*** Block opens ***

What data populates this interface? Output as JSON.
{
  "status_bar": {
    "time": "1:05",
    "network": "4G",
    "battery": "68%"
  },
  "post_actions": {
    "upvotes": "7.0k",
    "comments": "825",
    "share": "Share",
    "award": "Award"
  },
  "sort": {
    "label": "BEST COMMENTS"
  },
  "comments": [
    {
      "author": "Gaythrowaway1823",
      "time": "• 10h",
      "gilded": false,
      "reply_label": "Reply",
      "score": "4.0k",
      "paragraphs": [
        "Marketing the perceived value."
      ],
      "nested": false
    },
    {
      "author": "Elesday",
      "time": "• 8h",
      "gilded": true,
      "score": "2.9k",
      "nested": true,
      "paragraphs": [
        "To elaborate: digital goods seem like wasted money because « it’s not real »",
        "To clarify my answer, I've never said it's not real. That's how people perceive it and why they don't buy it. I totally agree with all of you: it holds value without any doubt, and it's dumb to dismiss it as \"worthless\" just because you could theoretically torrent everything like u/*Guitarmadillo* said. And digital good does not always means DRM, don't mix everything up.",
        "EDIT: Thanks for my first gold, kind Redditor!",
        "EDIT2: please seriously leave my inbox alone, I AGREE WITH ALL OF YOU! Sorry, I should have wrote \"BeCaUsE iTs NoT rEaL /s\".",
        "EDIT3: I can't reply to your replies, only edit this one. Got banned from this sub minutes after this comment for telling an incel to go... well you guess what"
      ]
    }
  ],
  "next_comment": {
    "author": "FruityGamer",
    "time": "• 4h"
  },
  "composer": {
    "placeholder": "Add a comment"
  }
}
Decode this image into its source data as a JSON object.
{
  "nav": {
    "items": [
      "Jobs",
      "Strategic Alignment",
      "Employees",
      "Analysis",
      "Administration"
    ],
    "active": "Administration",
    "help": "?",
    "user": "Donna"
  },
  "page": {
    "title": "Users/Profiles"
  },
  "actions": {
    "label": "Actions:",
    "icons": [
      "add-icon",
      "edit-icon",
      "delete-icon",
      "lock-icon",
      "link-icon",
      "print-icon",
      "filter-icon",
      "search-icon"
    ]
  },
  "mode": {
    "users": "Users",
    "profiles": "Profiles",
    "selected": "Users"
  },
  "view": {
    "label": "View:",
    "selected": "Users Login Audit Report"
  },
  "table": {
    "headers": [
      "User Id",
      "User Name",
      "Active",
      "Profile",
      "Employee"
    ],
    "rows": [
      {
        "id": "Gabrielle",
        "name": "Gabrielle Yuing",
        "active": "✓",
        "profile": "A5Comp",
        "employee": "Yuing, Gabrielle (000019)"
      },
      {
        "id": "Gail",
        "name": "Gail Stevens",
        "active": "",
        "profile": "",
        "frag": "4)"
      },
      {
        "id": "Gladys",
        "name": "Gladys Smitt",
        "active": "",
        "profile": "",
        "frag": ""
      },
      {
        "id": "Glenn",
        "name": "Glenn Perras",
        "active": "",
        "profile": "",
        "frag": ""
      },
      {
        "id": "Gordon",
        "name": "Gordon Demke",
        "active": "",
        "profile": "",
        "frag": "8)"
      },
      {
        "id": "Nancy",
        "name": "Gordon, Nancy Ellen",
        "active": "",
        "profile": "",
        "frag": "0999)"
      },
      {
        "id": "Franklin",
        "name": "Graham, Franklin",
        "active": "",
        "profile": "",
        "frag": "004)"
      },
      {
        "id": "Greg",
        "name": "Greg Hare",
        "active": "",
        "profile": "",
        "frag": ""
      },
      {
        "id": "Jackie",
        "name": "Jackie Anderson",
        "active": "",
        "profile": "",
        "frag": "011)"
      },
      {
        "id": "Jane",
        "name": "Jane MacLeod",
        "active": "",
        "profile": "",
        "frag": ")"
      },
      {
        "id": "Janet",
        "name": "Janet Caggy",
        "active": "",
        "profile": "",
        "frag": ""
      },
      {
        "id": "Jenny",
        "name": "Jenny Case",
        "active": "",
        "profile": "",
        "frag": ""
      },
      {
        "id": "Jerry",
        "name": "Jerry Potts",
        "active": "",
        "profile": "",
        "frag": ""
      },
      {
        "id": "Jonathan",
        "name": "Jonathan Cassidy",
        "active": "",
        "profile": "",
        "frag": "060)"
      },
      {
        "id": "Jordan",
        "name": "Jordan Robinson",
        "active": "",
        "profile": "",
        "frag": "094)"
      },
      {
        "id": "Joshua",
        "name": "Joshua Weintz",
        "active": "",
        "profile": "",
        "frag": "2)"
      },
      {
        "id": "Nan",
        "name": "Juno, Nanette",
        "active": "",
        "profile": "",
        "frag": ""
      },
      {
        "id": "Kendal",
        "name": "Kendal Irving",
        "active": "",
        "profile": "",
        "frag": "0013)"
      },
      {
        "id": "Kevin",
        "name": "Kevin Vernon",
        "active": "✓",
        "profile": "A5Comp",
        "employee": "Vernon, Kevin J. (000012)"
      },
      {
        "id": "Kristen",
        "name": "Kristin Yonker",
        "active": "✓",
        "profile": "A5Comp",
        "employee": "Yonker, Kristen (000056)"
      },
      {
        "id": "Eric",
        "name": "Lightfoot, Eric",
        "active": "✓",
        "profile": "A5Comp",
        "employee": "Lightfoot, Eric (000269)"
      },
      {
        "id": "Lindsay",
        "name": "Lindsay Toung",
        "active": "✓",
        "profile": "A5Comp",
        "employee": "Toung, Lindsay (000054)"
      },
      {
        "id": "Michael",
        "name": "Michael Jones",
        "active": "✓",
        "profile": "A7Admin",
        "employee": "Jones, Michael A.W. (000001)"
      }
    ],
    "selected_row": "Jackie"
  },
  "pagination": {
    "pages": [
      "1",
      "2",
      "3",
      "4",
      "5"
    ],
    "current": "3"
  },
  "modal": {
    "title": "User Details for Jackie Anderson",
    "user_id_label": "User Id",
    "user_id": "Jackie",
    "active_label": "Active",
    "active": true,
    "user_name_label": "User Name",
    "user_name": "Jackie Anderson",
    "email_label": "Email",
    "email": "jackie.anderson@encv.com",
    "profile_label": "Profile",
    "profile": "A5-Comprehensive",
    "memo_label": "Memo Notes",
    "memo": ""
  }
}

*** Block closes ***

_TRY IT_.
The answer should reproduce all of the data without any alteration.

_YOUR SOLUTION_.
What data populates this interface? Output as JSON.
{
  "status_bar": {
    "time": "1:05",
    "network": "4G",
    "battery": "68%"
  },
  "post_actions": {
    "upvotes": "7.0k",
    "comments": "825",
    "share": "Share",
    "award": "Award"
  },
  "sort": {
    "label": "BEST COMMENTS"
  },
  "comments": [
    {
      "author": "Gaythrowaway1823",
      "time": "• 10h",
      "gilded": false,
      "reply_label": "Reply",
      "score": "4.0k",
      "paragraphs": [
        "Marketing the perceived value."
      ],
      "nested": false
    },
    {
      "author": "Elesday",
      "time": "• 8h",
      "gilded": true,
      "score": "2.9k",
      "nested": true,
      "paragraphs": [
        "To elaborate: digital goods seem like wasted money because « it’s not real »",
        "To clarify my answer, I've never said it's not real. That's how people perceive it and why they don't buy it. I totally agree with all of you: it holds value without any doubt, and it's dumb to dismiss it as \"worthless\" just because you could theoretically torrent everything like u/*Guitarmadillo* said. And digital good does not always means DRM, don't mix everything up.",
        "EDIT: Thanks for my first gold, kind Redditor!",
        "EDIT2: please seriously leave my inbox alone, I AGREE WITH ALL OF YOU! Sorry, I should have wrote \"BeCaUsE iTs NoT rEaL /s\".",
        "EDIT3: I can't reply to your replies, only edit this one. Got banned from this sub minutes after this comment for telling an incel to go... well you guess what"
      ]
    }
  ],
  "next_comment": {
    "author": "FruityGamer",
    "time": "• 4h"
  },
  "composer": {
    "placeholder": "Add a comment"
  }
}
Decode this image into its source data as a JSON object.
{
  "nav": {
    "items": [
      "Jobs",
      "Strategic Alignment",
      "Employees",
      "Analysis",
      "Administration"
    ],
    "active": "Administration",
    "help": "?",
    "user": "Donna"
  },
  "page": {
    "title": "Users/Profiles"
  },
  "actions": {
    "label": "Actions:",
    "icons": [
      "add-icon",
      "edit-icon",
      "delete-icon",
      "lock-icon",
      "link-icon",
      "print-icon",
      "filter-icon",
      "search-icon"
    ]
  },
  "mode": {
    "users": "Users",
    "profiles": "Profiles",
    "selected": "Users"
  },
  "view": {
    "label": "View:",
    "selected": "Users Login Audit Report"
  },
  "table": {
    "headers": [
      "User Id",
      "User Name",
      "Active",
      "Profile",
      "Employee"
    ],
    "rows": [
      {
        "id": "Gabrielle",
        "name": "Gabrielle Yuing",
        "active": "✓",
        "profile": "A5Comp",
        "employee": "Yuing, Gabrielle (000019)"
      },
      {
        "id": "Gail",
        "name": "Gail Stevens",
        "active": "",
        "profile": "",
        "frag": "4)"
      },
      {
        "id": "Gladys",
        "name": "Gladys Smitt",
        "active": "",
        "profile": "",
        "frag": ""
      },
      {
        "id": "Glenn",
        "name": "Glenn Perras",
        "active": "",
        "profile": "",
        "frag": ""
      },
      {
        "id": "Gordon",
        "name": "Gordon Demke",
        "active": "",
        "profile": "",
        "frag": "8)"
      },
      {
        "id": "Nancy",
        "name": "Gordon, Nancy Ellen",
        "active": "",
        "profile": "",
        "frag": "0999)"
      },
      {
        "id": "Franklin",
        "name": "Graham, Franklin",
        "active": "",
        "profile": "",
        "frag": "004)"
      },
      {
        "id": "Greg",
        "name": "Greg Hare",
        "active": "",
        "profile": "",
        "frag": ""
      },
      {
        "id": "Jackie",
        "name": "Jackie Anderson",
        "active": "",
        "profile": "",
        "frag": "011)"
      },
      {
        "id": "Jane",
        "name": "Jane MacLeod",
        "active": "",
        "profile": "",
        "frag": ")"
      },
      {
        "id": "Janet",
        "name": "Janet Caggy",
        "active": "",
        "profile": "",
        "frag": ""
      },
      {
        "id": "Jenny",
        "name": "Jenny Case",
        "active": "",
        "profile": "",
        "frag": ""
      },
      {
        "id": "Jerry",
        "name": "Jerry Potts",
        "active": "",
        "profile": "",
        "frag": ""
      },
      {
        "id": "Jonathan",
        "name": "Jonathan Cassidy",
        "active": "",
        "profile": "",
        "frag": "060)"
      },
      {
        "id": "Jordan",
        "name": "Jordan Robinson",
        "active": "",
        "profile": "",
        "frag": "094)"
      },
      {
        "id": "Joshua",
        "name": "Joshua Weintz",
        "active": "",
        "profile": "",
        "frag": "2)"
      },
      {
        "id": "Nan",
        "name": "Juno, Nanette",
        "active": "",
        "profile": "",
        "frag": ""
      },
      {
        "id": "Kendal",
        "name": "Kendal Irving",
        "active": "",
        "profile": "",
        "frag": "0013)"
      },
      {
        "id": "Kevin",
        "name": "Kevin Vernon",
        "active": "✓",
        "profile": "A5Comp",
        "employee": "Vernon, Kevin J. (000012)"
      },
      {
        "id": "Kristen",
        "name": "Kristin Yonker",
        "active": "✓",
        "profile": "A5Comp",
        "employee": "Yonker, Kristen (000056)"
      },
      {
        "id": "Eric",
        "name": "Lightfoot, Eric",
        "active": "✓",
        "profile": "A5Comp",
        "employee": "Lightfoot, Eric (000269)"
      },
      {
        "id": "Lindsay",
        "name": "Lindsay Toung",
        "active": "✓",
        "profile": "A5Comp",
        "employee": "Toung, Lindsay (000054)"
      },
      {
        "id": "Michael",
        "name": "Michael Jones",
        "active": "✓",
        "profile": "A7Admin",
        "employee": "Jones, Michael A.W. (000001)"
      }
    ],
    "selected_row": "Jackie"
  },
  "pagination": {
    "pages": [
      "1",
      "2",
      "3",
      "4",
      "5"
    ],
    "current": "3"
  },
  "modal": {
    "title": "User Details for Jackie Anderson",
    "user_id_label": "User Id",
    "user_id": "Jackie",
    "active_label": "Active",
    "active": true,
    "user_name_label": "User Name",
    "user_name": "Jackie Anderson",
    "email_label": "Email",
    "email": "jackie.anderson@encv.com",
    "profile_label": "Profile",
    "profile": "A5-Comprehensive",
    "memo_label": "Memo Notes",
    "memo": ""
  }
}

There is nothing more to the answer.